Stick your arm out and use it – confidently, not like a third-grader hoping to avoid being called on. Also, you’ve got a light on your iPhone, use it – we can see you from farther away.
How has the job changed since you started?
Most notably the types of cars we drive and the way that Uber and Lyft have shifted the balance of power between taxi owners and taxi drivers. With more taxi drivers becoming Uber drivers, the odds of getting a cab to drive on any given night are getting better. The way the relationship between driver and garage currently works is that if too many drivers show up on a given night, someone has to get sent home once the steady (regular) drivers take over their cars from the day-shift drivers. Because of Uber and Lyft siphoning away licensed cab drivers, there are fewer drivers turning up each night, so it’s really rare that I have to make the trek back to New Jersey empty-handed. As one of my fellow hacks put it this New Year’s Eve, “We used to be here for the garage, now they’re here for us.” Medallion prices – the price an owner pays to transform an ordinary car into an official New York City taxi that can pick up street hails – have fallen from a hair more than $1m a couple of years ago to around $860,000 today.
The cars have changed, too – primarily from the Ford Crown Victoria to a hodgepodge of cars, vans and SUVs, now that the last of the Crown Vics are nearing the end of their service lives. As of a few weeks ago, a judge ruled that something called the “Taxi of Tomorrow” programme can proceed, and soon the Nissan NV200 will be the only model that medallion owners will have to buy as the older vehicles are taken out of service. The Crown Vic was a sentimental favourite of mine because it was the only type of cab in New York for so many years, but now I drive one of four models on a given night, with the Toyota Camry being my favourite since it runs so smoothly.
What are your favourite pit stops for food?
The only places that I eat at have wheels on them – carts or food trucks that primarily cater to those in my field. The Halal Guys on 53rd Street and 6th Avenue is the one that is the most famous and does the most business. The workers are nice, it’s centrally located and its reputation is so good that passengers have gotten into my cab and told me to take them to “the cart”.
There’s another halal cart that’s my go-to place off 10th Avenue in Chelsea.
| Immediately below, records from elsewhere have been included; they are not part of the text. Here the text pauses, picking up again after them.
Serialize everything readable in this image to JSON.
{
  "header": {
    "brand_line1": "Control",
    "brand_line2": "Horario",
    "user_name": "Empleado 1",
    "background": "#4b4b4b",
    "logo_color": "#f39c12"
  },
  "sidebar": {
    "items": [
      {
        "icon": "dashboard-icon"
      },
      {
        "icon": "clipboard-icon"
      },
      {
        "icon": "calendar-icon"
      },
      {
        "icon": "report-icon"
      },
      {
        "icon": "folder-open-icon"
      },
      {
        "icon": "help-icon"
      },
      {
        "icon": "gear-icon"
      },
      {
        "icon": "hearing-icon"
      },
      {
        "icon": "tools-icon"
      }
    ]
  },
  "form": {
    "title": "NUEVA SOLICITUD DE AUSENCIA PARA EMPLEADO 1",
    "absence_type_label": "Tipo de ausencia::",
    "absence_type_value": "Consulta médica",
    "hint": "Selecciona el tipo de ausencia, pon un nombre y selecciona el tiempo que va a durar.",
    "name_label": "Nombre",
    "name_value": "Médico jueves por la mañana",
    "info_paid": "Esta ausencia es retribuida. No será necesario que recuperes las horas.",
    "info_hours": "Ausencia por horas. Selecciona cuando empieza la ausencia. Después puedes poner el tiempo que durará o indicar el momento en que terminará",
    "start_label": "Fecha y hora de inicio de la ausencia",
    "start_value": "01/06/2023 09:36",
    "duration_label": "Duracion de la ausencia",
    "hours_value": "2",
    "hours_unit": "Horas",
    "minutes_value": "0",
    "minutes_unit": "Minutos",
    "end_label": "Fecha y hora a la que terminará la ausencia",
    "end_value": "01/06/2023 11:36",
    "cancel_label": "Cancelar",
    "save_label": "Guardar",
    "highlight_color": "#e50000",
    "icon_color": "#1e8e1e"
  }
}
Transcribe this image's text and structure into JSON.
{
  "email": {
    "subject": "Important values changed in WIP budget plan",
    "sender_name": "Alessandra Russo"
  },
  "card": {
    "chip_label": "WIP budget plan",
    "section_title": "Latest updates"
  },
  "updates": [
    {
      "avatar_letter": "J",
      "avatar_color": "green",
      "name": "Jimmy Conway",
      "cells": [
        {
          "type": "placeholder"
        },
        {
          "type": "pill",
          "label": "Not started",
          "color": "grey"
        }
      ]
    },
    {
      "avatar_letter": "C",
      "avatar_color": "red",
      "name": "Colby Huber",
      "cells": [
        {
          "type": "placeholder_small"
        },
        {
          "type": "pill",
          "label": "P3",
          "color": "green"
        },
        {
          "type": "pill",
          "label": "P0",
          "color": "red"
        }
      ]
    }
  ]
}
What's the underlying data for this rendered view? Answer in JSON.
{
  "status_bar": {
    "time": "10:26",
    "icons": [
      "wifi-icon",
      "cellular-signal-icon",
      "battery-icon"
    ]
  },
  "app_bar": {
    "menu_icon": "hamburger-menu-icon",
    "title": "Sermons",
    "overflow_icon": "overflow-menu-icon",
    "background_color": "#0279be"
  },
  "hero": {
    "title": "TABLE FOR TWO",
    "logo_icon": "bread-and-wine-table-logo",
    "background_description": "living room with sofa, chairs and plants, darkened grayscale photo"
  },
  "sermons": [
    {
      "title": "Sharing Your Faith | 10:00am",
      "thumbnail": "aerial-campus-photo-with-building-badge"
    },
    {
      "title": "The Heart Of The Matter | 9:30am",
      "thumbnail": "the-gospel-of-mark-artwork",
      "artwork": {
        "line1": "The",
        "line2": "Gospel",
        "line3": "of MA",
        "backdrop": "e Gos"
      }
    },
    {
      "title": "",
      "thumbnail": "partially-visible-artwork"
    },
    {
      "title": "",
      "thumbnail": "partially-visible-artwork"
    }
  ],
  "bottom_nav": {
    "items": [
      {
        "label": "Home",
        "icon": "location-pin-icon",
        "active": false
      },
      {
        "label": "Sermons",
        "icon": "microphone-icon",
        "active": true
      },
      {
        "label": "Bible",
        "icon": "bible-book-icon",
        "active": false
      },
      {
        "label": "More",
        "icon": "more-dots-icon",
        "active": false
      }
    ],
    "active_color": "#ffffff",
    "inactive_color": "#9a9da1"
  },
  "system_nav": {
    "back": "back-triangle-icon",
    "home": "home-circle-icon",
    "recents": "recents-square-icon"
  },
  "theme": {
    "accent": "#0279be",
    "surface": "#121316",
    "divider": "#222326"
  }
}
It doesn’t operate as late during the week, but parking is plentiful and the food’s even better. Once in a while, I grab Mexican food from the “taco truck” on 14th Street and 8th Avenue in Manhattan or from the ones on Bedford Avenue in Williamsburg on my way back to my garage.
Has a customer ever come on to you?
“We’re here. That’ll be $23.”
“I’m not leaving your cab until you kiss me.”
“Um… I’m all right. I have to get back to work and, besides, you don’t want to do that. I have cooties.”
Simply put, yes. It doesn’t happen very often, but some people are either so drunk, lonely or enamoured with seeing a red-blooded American male cab driver that they’ll come on to me out of the blue. I’ve had a few put their heads through the partition or attempt to pull me through, but it’s not something that I ever asked for. We are professionals and I never overtly hit on someone when I’m driving. The few times I’ve given a woman my number, most haven’t called, but I’ve gone out with a few over the years and one is still a good friend of mine.
Love is something that supposedly exists in the Big Apple. Once in a blue moon, I get to see it actually take place in the back seat of my taxi. And no, I’m not talking about those rare instances where couples are getting it on. I mean the real thing, where I can tell that the couple is at peace – with their lives, each other and the world around them, and I don’t have to ask anything until I get them to their destination.
I’ve always hoped that one day someone would get into my taxi and fulfil the promise that I’ve heard about for so many years. That she’d make me forget about every ticket, pothole, fender-bender, non-paying fare and ungrateful passenger that has made me want to turn the meter off and pull back into the garage for the last time.
To this day, I’m still hoping to come across her.
For more of Pat Johnson’s writing, check out Gotham Chronicles: A cabdriver’s take on life, liberty, and the pursuit of the next fare
Illustrations by Mr Giordano Poloni